Component data from apps and pages
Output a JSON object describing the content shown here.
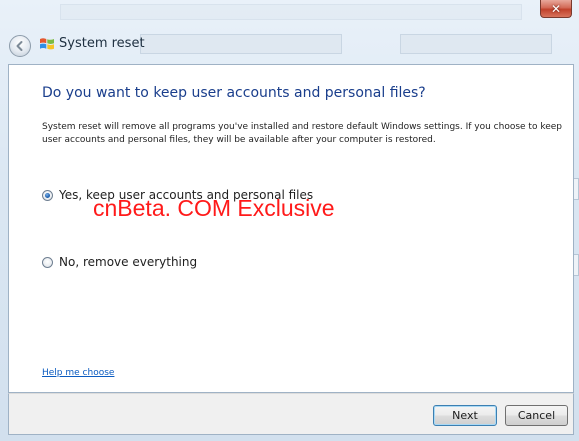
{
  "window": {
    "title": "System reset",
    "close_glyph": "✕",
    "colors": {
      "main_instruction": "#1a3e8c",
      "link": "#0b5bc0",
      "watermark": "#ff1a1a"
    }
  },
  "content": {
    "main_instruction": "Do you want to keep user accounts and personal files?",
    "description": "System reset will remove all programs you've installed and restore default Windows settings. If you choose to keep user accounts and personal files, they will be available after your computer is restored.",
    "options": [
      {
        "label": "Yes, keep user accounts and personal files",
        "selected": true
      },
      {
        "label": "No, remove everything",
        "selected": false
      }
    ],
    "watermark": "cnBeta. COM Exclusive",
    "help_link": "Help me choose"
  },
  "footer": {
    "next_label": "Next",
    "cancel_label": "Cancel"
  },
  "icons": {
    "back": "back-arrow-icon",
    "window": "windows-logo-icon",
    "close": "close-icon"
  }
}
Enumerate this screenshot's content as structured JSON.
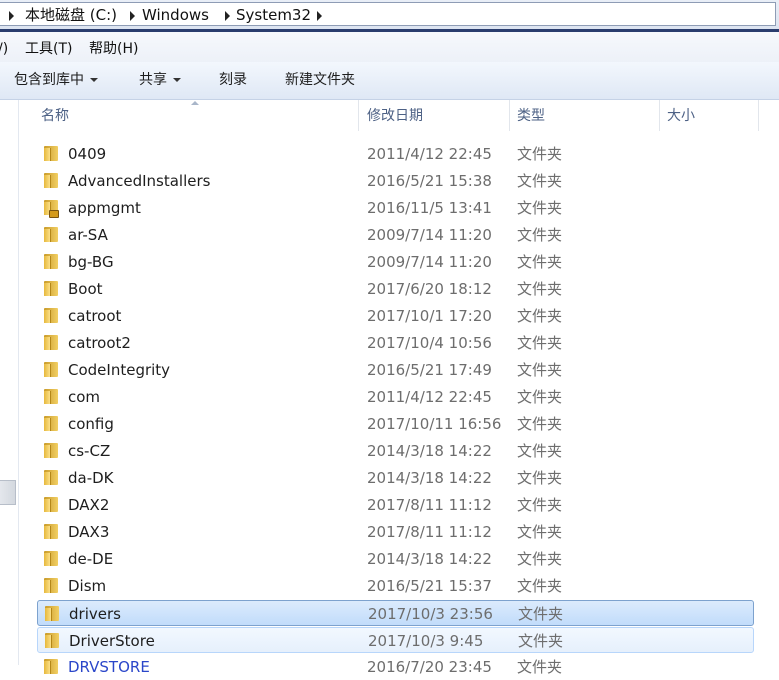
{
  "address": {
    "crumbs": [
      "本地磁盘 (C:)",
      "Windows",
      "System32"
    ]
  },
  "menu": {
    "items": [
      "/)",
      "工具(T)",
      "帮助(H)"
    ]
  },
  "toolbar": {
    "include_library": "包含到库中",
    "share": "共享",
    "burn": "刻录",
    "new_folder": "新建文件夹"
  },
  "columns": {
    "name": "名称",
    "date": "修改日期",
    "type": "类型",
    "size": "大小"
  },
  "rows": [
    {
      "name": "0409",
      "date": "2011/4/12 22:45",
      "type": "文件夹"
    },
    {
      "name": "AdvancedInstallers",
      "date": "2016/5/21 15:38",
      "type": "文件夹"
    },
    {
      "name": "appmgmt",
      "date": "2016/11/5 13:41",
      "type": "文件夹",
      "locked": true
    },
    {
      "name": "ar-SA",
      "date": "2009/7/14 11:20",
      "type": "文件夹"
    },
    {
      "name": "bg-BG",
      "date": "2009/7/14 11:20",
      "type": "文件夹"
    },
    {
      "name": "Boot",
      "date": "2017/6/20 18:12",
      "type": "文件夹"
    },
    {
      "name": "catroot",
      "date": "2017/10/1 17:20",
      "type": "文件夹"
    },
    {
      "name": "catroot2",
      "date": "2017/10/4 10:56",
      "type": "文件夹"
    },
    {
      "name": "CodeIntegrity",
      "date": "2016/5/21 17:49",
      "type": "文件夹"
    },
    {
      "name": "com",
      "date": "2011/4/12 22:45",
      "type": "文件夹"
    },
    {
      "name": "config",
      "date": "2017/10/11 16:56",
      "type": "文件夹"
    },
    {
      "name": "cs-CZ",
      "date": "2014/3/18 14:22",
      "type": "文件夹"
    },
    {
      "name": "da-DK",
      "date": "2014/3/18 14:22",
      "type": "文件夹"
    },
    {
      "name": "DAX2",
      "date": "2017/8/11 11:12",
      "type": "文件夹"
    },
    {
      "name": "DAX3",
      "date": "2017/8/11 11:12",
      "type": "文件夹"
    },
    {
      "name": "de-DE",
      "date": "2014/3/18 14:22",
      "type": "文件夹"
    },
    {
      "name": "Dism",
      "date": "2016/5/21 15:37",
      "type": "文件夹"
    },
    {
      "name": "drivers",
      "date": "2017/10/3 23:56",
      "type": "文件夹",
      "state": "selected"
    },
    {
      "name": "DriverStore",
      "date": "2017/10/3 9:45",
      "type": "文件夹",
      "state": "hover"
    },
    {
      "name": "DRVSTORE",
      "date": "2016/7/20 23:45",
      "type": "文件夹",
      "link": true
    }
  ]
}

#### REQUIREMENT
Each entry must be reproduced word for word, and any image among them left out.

#### RESPONSE TO THE TASK
Output a JSON object describing the content shown here.
{
  "window": {
    "title": "System reset",
    "close_glyph": "✕",
    "colors": {
      "main_instruction": "#1a3e8c",
      "link": "#0b5bc0",
      "watermark": "#ff1a1a"
    }
  },
  "content": {
    "main_instruction": "Do you want to keep user accounts and personal files?",
    "description": "System reset will remove all programs you've installed and restore default Windows settings. If you choose to keep user accounts and personal files, they will be available after your computer is restored.",
    "options": [
      {
        "label": "Yes, keep user accounts and personal files",
        "selected": true
      },
      {
        "label": "No, remove everything",
        "selected": false
      }
    ],
    "watermark": "cnBeta. COM Exclusive",
    "help_link": "Help me choose"
  },
  "footer": {
    "next_label": "Next",
    "cancel_label": "Cancel"
  },
  "icons": {
    "back": "back-arrow-icon",
    "window": "windows-logo-icon",
    "close": "close-icon"
  }
}
Enumerate this screenshot's content as structured JSON.
{
  "address": {
    "crumbs": [
      "本地磁盘 (C:)",
      "Windows",
      "System32"
    ]
  },
  "menu": {
    "items": [
      "/)",
      "工具(T)",
      "帮助(H)"
    ]
  },
  "toolbar": {
    "include_library": "包含到库中",
    "share": "共享",
    "burn": "刻录",
    "new_folder": "新建文件夹"
  },
  "columns": {
    "name": "名称",
    "date": "修改日期",
    "type": "类型",
    "size": "大小"
  },
  "rows": [
    {
      "name": "0409",
      "date": "2011/4/12 22:45",
      "type": "文件夹"
    },
    {
      "name": "AdvancedInstallers",
      "date": "2016/5/21 15:38",
      "type": "文件夹"
    },
    {
      "name": "appmgmt",
      "date": "2016/11/5 13:41",
      "type": "文件夹",
      "locked": true
    },
    {
      "name": "ar-SA",
      "date": "2009/7/14 11:20",
      "type": "文件夹"
    },
    {
      "name": "bg-BG",
      "date": "2009/7/14 11:20",
      "type": "文件夹"
    },
    {
      "name": "Boot",
      "date": "2017/6/20 18:12",
      "type": "文件夹"
    },
    {
      "name": "catroot",
      "date": "2017/10/1 17:20",
      "type": "文件夹"
    },
    {
      "name": "catroot2",
      "date": "2017/10/4 10:56",
      "type": "文件夹"
    },
    {
      "name": "CodeIntegrity",
      "date": "2016/5/21 17:49",
      "type": "文件夹"
    },
    {
      "name": "com",
      "date": "2011/4/12 22:45",
      "type": "文件夹"
    },
    {
      "name": "config",
      "date": "2017/10/11 16:56",
      "type": "文件夹"
    },
    {
      "name": "cs-CZ",
      "date": "2014/3/18 14:22",
      "type": "文件夹"
    },
    {
      "name": "da-DK",
      "date": "2014/3/18 14:22",
      "type": "文件夹"
    },
    {
      "name": "DAX2",
      "date": "2017/8/11 11:12",
      "type": "文件夹"
    },
    {
      "name": "DAX3",
      "date": "2017/8/11 11:12",
      "type": "文件夹"
    },
    {
      "name": "de-DE",
      "date": "2014/3/18 14:22",
      "type": "文件夹"
    },
    {
      "name": "Dism",
      "date": "2016/5/21 15:37",
      "type": "文件夹"
    },
    {
      "name": "drivers",
      "date": "2017/10/3 23:56",
      "type": "文件夹",
      "state": "selected"
    },
    {
      "name": "DriverStore",
      "date": "2017/10/3 9:45",
      "type": "文件夹",
      "state": "hover"
    },
    {
      "name": "DRVSTORE",
      "date": "2016/7/20 23:45",
      "type": "文件夹",
      "link": true
    }
  ]
}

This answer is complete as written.